for CEOs & Entrepreneurs - Part1


As a CEO or entrepreneur, perhaps you can relate to the struggle of, on the one hand, dealing with the immediate demands of targets and customer deliverables - the essential now - and, on the other hand, trying to find the time for important projects or systems improvement - big things that are for future benefits.

These more significant projects just take so long it is hard to find the time to attend to them - to find the amount of time required to get them done - especially when they are important but not as urgent as the day-to-day immediate challenges, wouldn't you agree?

But, have you ever been able to pull off a miraculous result in a seemingly impossible short time frame because it simply had to be done? I have. How were you able to do that?

This morning, I spoke to a client who, just last week, had a seemingly impossible load. I asked, “Thinking about what HAD TO be done, without any time frame, if I listed all that had to be done on top of your normal load, how long would you say that would take?” “One month at least’, she replied. “Yet you did it all in the week and effectively ahead of time. How did you do that?” It was a sense of urgency. “There was no choice in the matter. It just had to be done”, she said.

When there is urgency, and it is important, amazing things happen in the brain. But what about when there isn’t a deadline? What if you could have a brain hack that lets you artificially tap into your brain's natural reward mechanisms, releasing chemicals that make you feel good and alert while also enhancing your ability to concentrate AKA you can get the big stuff done much faster.

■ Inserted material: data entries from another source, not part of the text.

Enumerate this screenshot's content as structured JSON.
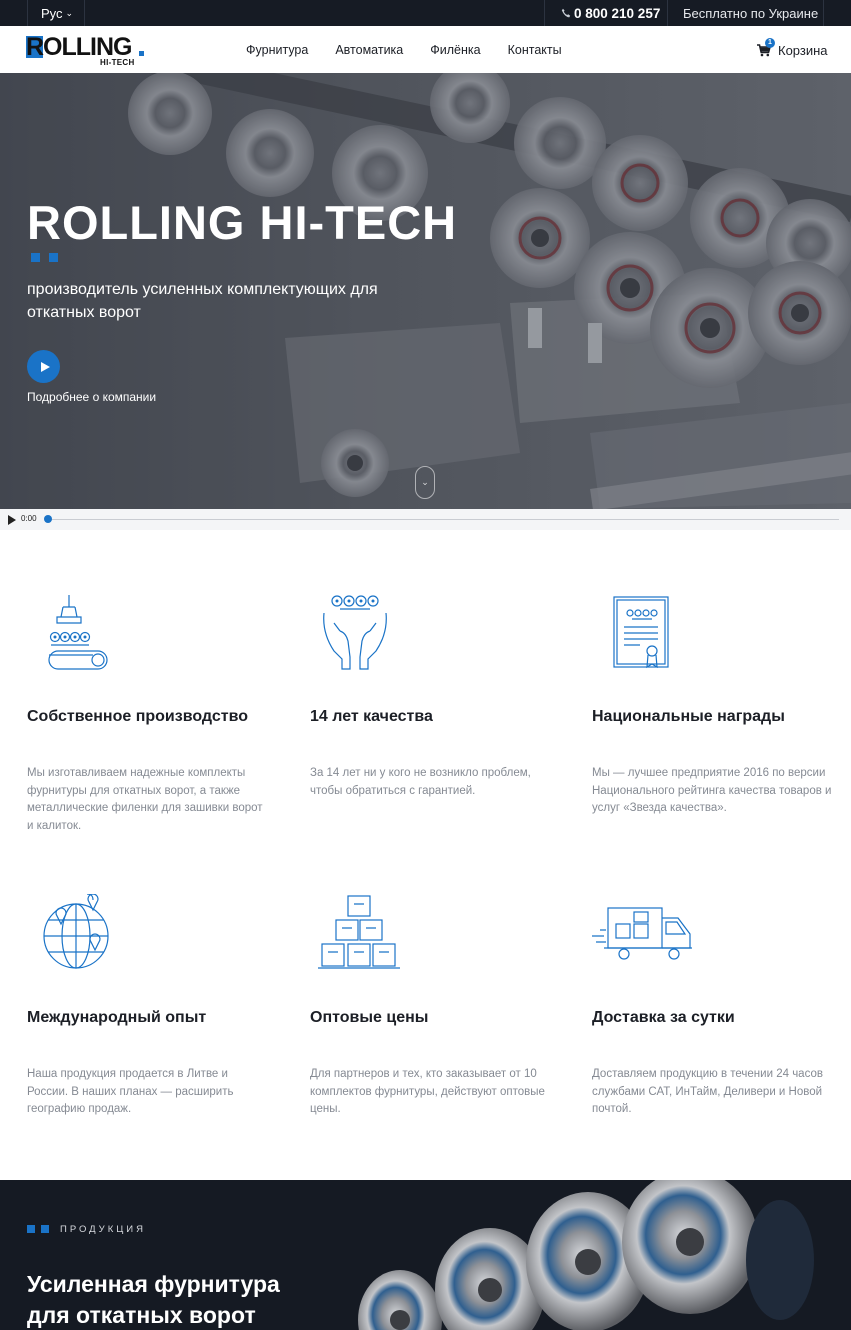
{
  "topbar": {
    "language": "Рус",
    "phone": "0 800 210 257",
    "phone_note": "Бесплатно по Украине"
  },
  "brand": {
    "logo_main": "ROLLING",
    "logo_sub": "HI-TECH"
  },
  "nav": {
    "items": [
      "Фурнитура",
      "Автоматика",
      "Филёнка",
      "Контакты"
    ],
    "cart_label": "Корзина",
    "cart_count": "1"
  },
  "hero": {
    "title": "ROLLING HI-TECH",
    "subtitle": "производитель усиленных комплектующих для откатных ворот",
    "more_label": "Подробнее о компании"
  },
  "audio": {
    "time": "0:00"
  },
  "features": [
    {
      "icon": "production-icon",
      "title": "Собственное производство",
      "text": "Мы изготавливаем надежные комплекты фурнитуры для откатных ворот, а также металлические филенки для зашивки ворот и калиток."
    },
    {
      "icon": "quality-hands-icon",
      "title": "14 лет качества",
      "text": "За 14 лет ни у кого не возникло проблем, чтобы обратиться с гарантией."
    },
    {
      "icon": "certificate-icon",
      "title": "Национальные награды",
      "text": "Мы — лучшее предприятие 2016 по версии Национального рейтинга качества товаров и услуг «Звезда качества»."
    },
    {
      "icon": "globe-icon",
      "title": "Международный опыт",
      "text": "Наша продукция продается в Литве и России. В наших планах — расширить географию продаж."
    },
    {
      "icon": "boxes-icon",
      "title": "Оптовые цены",
      "text": "Для партнеров и тех, кто заказывает от 10 комплектов фурнитуры, действуют оптовые цены."
    },
    {
      "icon": "truck-icon",
      "title": "Доставка за сутки",
      "text": "Доставляем продукцию в течении 24 часов службами САТ, ИнТайм, Деливери и Новой почтой."
    }
  ],
  "products": {
    "label": "ПРОДУКЦИЯ",
    "title": "Усиленная фурнитура для откатных ворот"
  },
  "colors": {
    "accent": "#1a73c7",
    "dark": "#151a23",
    "muted_text": "#858a93"
  }
}
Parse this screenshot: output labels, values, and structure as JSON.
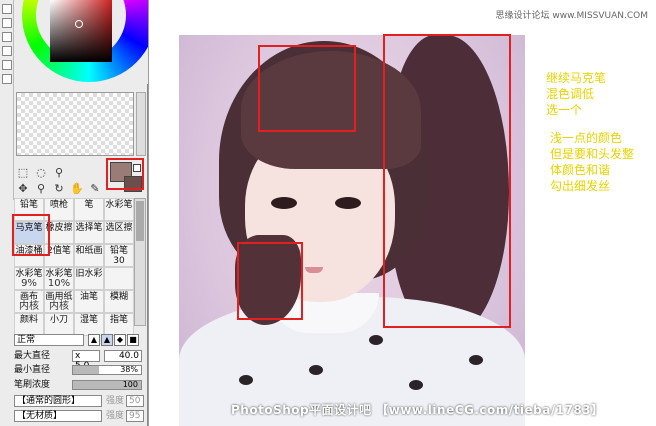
{
  "tool_panel": {
    "preview_label": "",
    "tool_icons": [
      "selection-rect-icon",
      "lasso-icon",
      "magic-wand-icon",
      "move-icon",
      "zoom-icon",
      "rotate-icon",
      "hand-icon",
      "eyedropper-icon"
    ],
    "brushes": [
      {
        "label": "铅笔",
        "icon": "pencil-icon"
      },
      {
        "label": "喷枪",
        "icon": "airbrush-icon"
      },
      {
        "label": "笔",
        "icon": "pen-icon"
      },
      {
        "label": "水彩笔",
        "icon": "watercolor-icon"
      },
      {
        "label": "马克笔",
        "icon": "marker-icon",
        "selected": true
      },
      {
        "label": "橡皮擦",
        "icon": "eraser-icon"
      },
      {
        "label": "选择笔",
        "icon": "select-pen-icon"
      },
      {
        "label": "选区擦",
        "icon": "select-eraser-icon"
      },
      {
        "label": "油漆桶",
        "icon": "bucket-icon"
      },
      {
        "label": "2值笔",
        "icon": "binary-pen-icon"
      },
      {
        "label": "和纸画",
        "icon": "paper-icon"
      },
      {
        "label": "铅笔30",
        "icon": "pencil30-icon"
      },
      {
        "label": "水彩笔",
        "icon": "watercolor-icon"
      },
      {
        "label": "水彩笔",
        "icon": "watercolor-icon"
      },
      {
        "label": "旧水彩",
        "icon": "old-watercolor-icon"
      },
      {
        "label": "",
        "icon": "blank-icon"
      },
      {
        "label": "画布",
        "icon": "canvas-icon"
      },
      {
        "label": "画用纸",
        "icon": "drawing-paper-icon"
      },
      {
        "label": "油笔",
        "icon": "oil-pen-icon"
      },
      {
        "label": "模糊",
        "icon": "blur-icon"
      },
      {
        "label": "颜料",
        "icon": "paint-icon"
      },
      {
        "label": "小刀",
        "icon": "knife-icon"
      },
      {
        "label": "湿笔",
        "icon": "wet-pen-icon"
      },
      {
        "label": "指笔",
        "icon": "finger-icon"
      }
    ],
    "brush_sublabels": [
      "",
      "",
      "",
      "",
      "",
      "",
      "",
      "",
      "",
      "",
      "",
      "",
      "9%",
      "10%",
      "",
      "",
      "内核",
      "内核",
      "",
      "",
      "",
      "",
      "",
      ""
    ],
    "blend_mode": "正常",
    "max_diameter_label": "最大直径",
    "max_diameter_multiplier": "x 5.0",
    "max_diameter_value": "40.0",
    "min_diameter_label": "最小直径",
    "min_diameter_value": "38%",
    "min_diameter_fraction": 0.38,
    "density_label": "笔刷浓度",
    "density_value": "100",
    "density_fraction": 1.0,
    "shape_select": "【通常的圆形】",
    "shape_strength_label": "强度",
    "shape_strength_value": "50",
    "texture_select": "【无材质】",
    "texture_strength_label": "强度",
    "texture_strength_value": "95"
  },
  "canvas": {
    "notes_group1": [
      "继续马克笔",
      "混色调低",
      "选一个"
    ],
    "notes_group2": [
      "浅一点的颜色",
      "但是要和头发整",
      "体颜色和谐",
      "勾出细发丝"
    ],
    "watermark_top": "思缘设计论坛 www.MISSVUAN.COM",
    "watermark_bottom": "PhotoShop平面设计吧 【www.lineCG.com/tieba/1783】"
  },
  "colors": {
    "highlight": "#e32020",
    "note_text": "#e8d300",
    "main_color": "#9a7b76"
  }
}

Creating a sense of urgency isn’t about generating excessive stress or burnout. It's about motivating yourself to prioritise important tasks efficiently and effectively.

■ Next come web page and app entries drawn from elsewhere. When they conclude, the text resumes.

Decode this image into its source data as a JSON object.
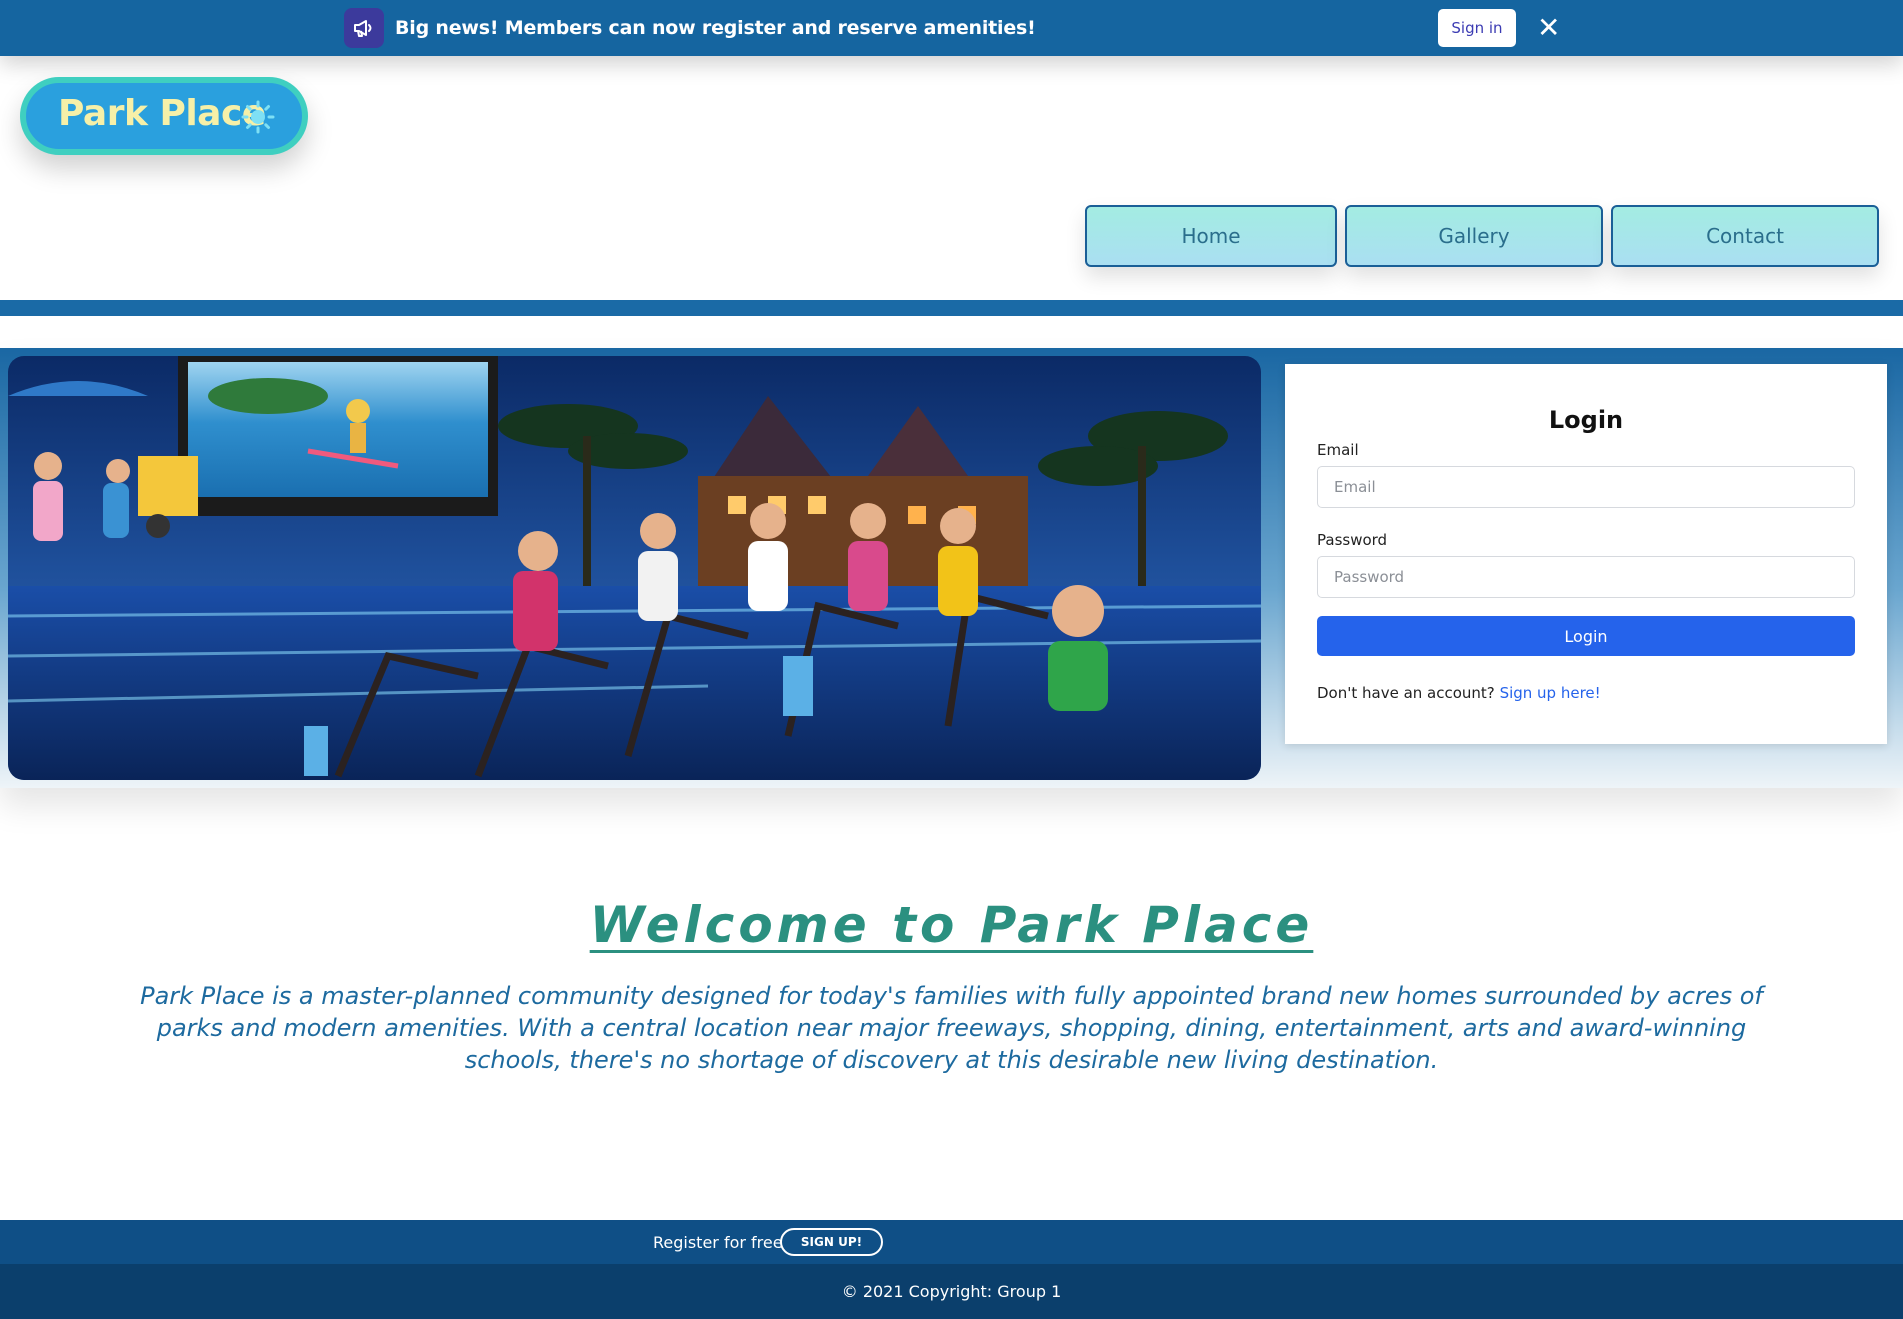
{
  "banner": {
    "icon": "megaphone-icon",
    "message": "Big news! Members can now register and reserve amenities!",
    "signin_label": "Sign in",
    "close_icon": "close-icon",
    "close_glyph": "✕"
  },
  "logo": {
    "text": "Park Place",
    "icon": "sun-icon"
  },
  "nav": {
    "items": [
      {
        "label": "Home"
      },
      {
        "label": "Gallery"
      },
      {
        "label": "Contact"
      }
    ]
  },
  "login": {
    "title": "Login",
    "email_label": "Email",
    "email_placeholder": "Email",
    "password_label": "Password",
    "password_placeholder": "Password",
    "submit_label": "Login",
    "signup_prompt": "Don't have an account?",
    "signup_link": "Sign up here!"
  },
  "main": {
    "heading": "Welcome to Park Place",
    "intro": "Park Place is a master-planned community designed for today's families with fully appointed brand new homes surrounded by acres of parks and modern amenities. With a central location near major freeways, shopping, dining, entertainment, arts and award-winning schools, there's no shortage of discovery at this desirable new living destination."
  },
  "footer": {
    "register_text": "Register for free",
    "signup_button": "SIGN UP!",
    "copyright": "© 2021 Copyright: Group 1"
  },
  "colors": {
    "banner": "#1565a0",
    "accent": "#2563eb",
    "heading": "#2b9080",
    "intro": "#1d6a9f",
    "footer_top": "#0f4f86",
    "footer_bottom": "#0b3f6c"
  }
}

Neuroscience of Motivation

When we perceive a task as urgent, the brain interprets it as a potential threat or opportunity and triggers dopamine release, creating excitement, but more importantly, focus. Urgency can also trigger hormones like adrenaline.

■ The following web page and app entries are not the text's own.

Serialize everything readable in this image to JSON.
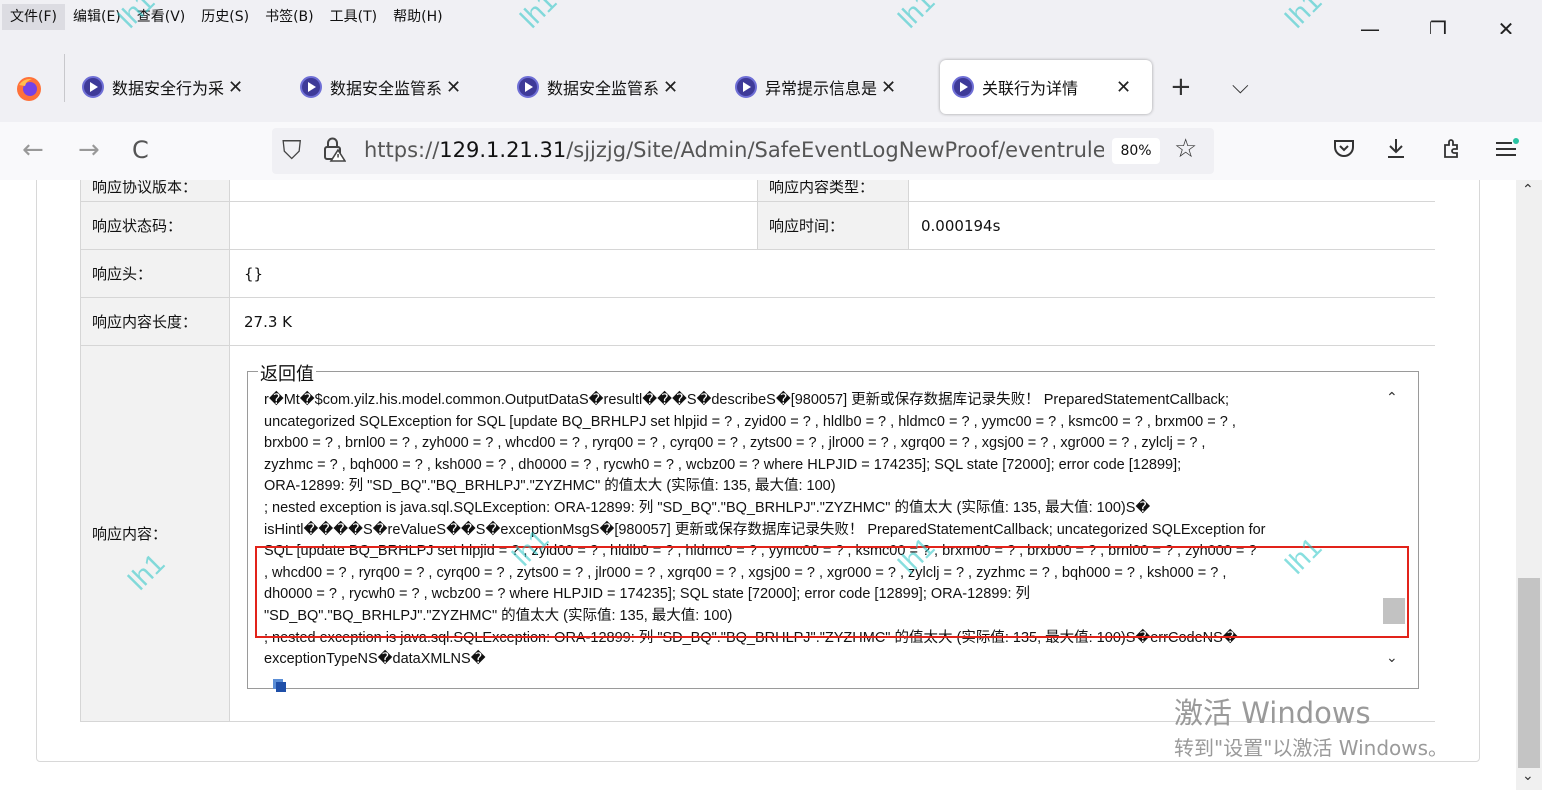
{
  "menubar": {
    "items": [
      "文件(F)",
      "编辑(E)",
      "查看(V)",
      "历史(S)",
      "书签(B)",
      "工具(T)",
      "帮助(H)"
    ]
  },
  "window_controls": {
    "minimize": "—",
    "restore": "❐",
    "close": "✕"
  },
  "tabs": [
    {
      "title": "数据安全行为采",
      "close": "✕"
    },
    {
      "title": "数据安全监管系",
      "close": "✕"
    },
    {
      "title": "数据安全监管系",
      "close": "✕"
    },
    {
      "title": "异常提示信息是",
      "close": "✕"
    },
    {
      "title": "关联行为详情",
      "close": "✕",
      "active": true
    }
  ],
  "tabbar": {
    "new_tab": "+",
    "list_all": "⌵"
  },
  "nav": {
    "back": "←",
    "forward": "→",
    "reload": "C",
    "url_prefix": "https://",
    "url_host": "129.1.21.31",
    "url_path": "/sjjzjg/Site/Admin/SafeEventLogNewProof/eventrule_r",
    "zoom": "80%",
    "star": "☆"
  },
  "details": {
    "cut_row_label_left": "响应协议版本：",
    "cut_row_label_right": "响应内容类型：",
    "status_code_label": "响应状态码：",
    "status_code_value": "",
    "response_time_label": "响应时间：",
    "response_time_value": "0.000194s",
    "headers_label": "响应头：",
    "headers_value": "{}",
    "length_label": "响应内容长度：",
    "length_value": "27.3 K",
    "content_label": "响应内容：",
    "return_legend": "返回值"
  },
  "response_lines": [
    "r�Mt�$com.yilz.his.model.common.OutputDataS�resultl���S�describeS�[980057] 更新或保存数据库记录失败！ PreparedStatementCallback;",
    "uncategorized SQLException for SQL [update BQ_BRHLPJ set  hlpjid = ? , zyid00 = ? , hldlb0 = ? , hldmc0 = ? , yymc00 = ? , ksmc00 = ? , brxm00 = ? ,",
    "brxb00 = ? , brnl00 = ? , zyh000 = ? , whcd00 = ? , ryrq00 = ? , cyrq00 = ? , zyts00 = ? , jlr000 = ? , xgrq00 = ? , xgsj00 = ? , xgr000 = ? , zylclj = ? ,",
    "zyzhmc = ? , bqh000 = ? , ksh000 = ? , dh0000 = ? , rycwh0 = ? , wcbz00 = ? where HLPJID = 174235]; SQL state [72000]; error code [12899];",
    "ORA-12899: 列 \"SD_BQ\".\"BQ_BRHLPJ\".\"ZYZHMC\" 的值太大 (实际值: 135, 最大值: 100)",
    "; nested exception is java.sql.SQLException: ORA-12899: 列 \"SD_BQ\".\"BQ_BRHLPJ\".\"ZYZHMC\" 的值太大 (实际值: 135, 最大值: 100)S�",
    "isHintl����S�reValueS��S�exceptionMsgS�[980057] 更新或保存数据库记录失败！ PreparedStatementCallback; uncategorized SQLException for",
    "SQL [update BQ_BRHLPJ set  hlpjid = ? , zyid00 = ? , hldlb0 = ? , hldmc0 = ? , yymc00 = ? , ksmc00 = ? , brxm00 = ? , brxb00 = ? , brnl00 = ? , zyh000 = ?",
    ", whcd00 = ? , ryrq00 = ? , cyrq00 = ? , zyts00 = ? , jlr000 = ? , xgrq00 = ? , xgsj00 = ? , xgr000 = ? , zylclj = ? , zyzhmc = ? , bqh000 = ? , ksh000 = ? ,",
    "dh0000 = ? , rycwh0 = ? , wcbz00 = ? where HLPJID = 174235]; SQL state [72000]; error code [12899]; ORA-12899: 列",
    "\"SD_BQ\".\"BQ_BRHLPJ\".\"ZYZHMC\" 的值太大 (实际值: 135, 最大值: 100)",
    "; nested exception is java.sql.SQLException: ORA-12899: 列 \"SD_BQ\".\"BQ_BRHLPJ\".\"ZYZHMC\" 的值太大 (实际值: 135, 最大值: 100)S�errCodeNS�",
    "exceptionTypeNS�dataXMLNS�"
  ],
  "watermark_text": "lh1",
  "activation": {
    "line1": "激活 Windows",
    "line2": "转到\"设置\"以激活 Windows。"
  }
}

These hormones prepare us for action, making us more alert and energised. The brain region responsible for decision-making and problem-solving, the Prefrontal Cortex, becomes more engaged under a sense of urgency. This helps us make quicker decisions.

All of these factors combine to boost our motivation and productivity, making it more likely that we will take action and get things done in a seemingly miraculously fast time.

Pro & Con of The Impact of Urgency

It's important to note that the impact of urgency on cognitive functioning can be both beneficial and detrimental. Prolonged urgency can impair memory, attention, and decision-making. So, it's crucial to maintain optimal cognitive functioning in the long term, using techniques such as time management and mindfulness.

In Part 2 of this topic, I will share my five tips for artificially creating a sense of urgency. But for now, why not experiment to find what works best for you to create your own urgency for essential tasks that will have a significant and lasting impact on your company?

Deb Maes

Deb Maes


Deb Maes, M.A. Comm is like a magician in the way she is able to discern the exact key to unlock more of the untapped potential in leaders.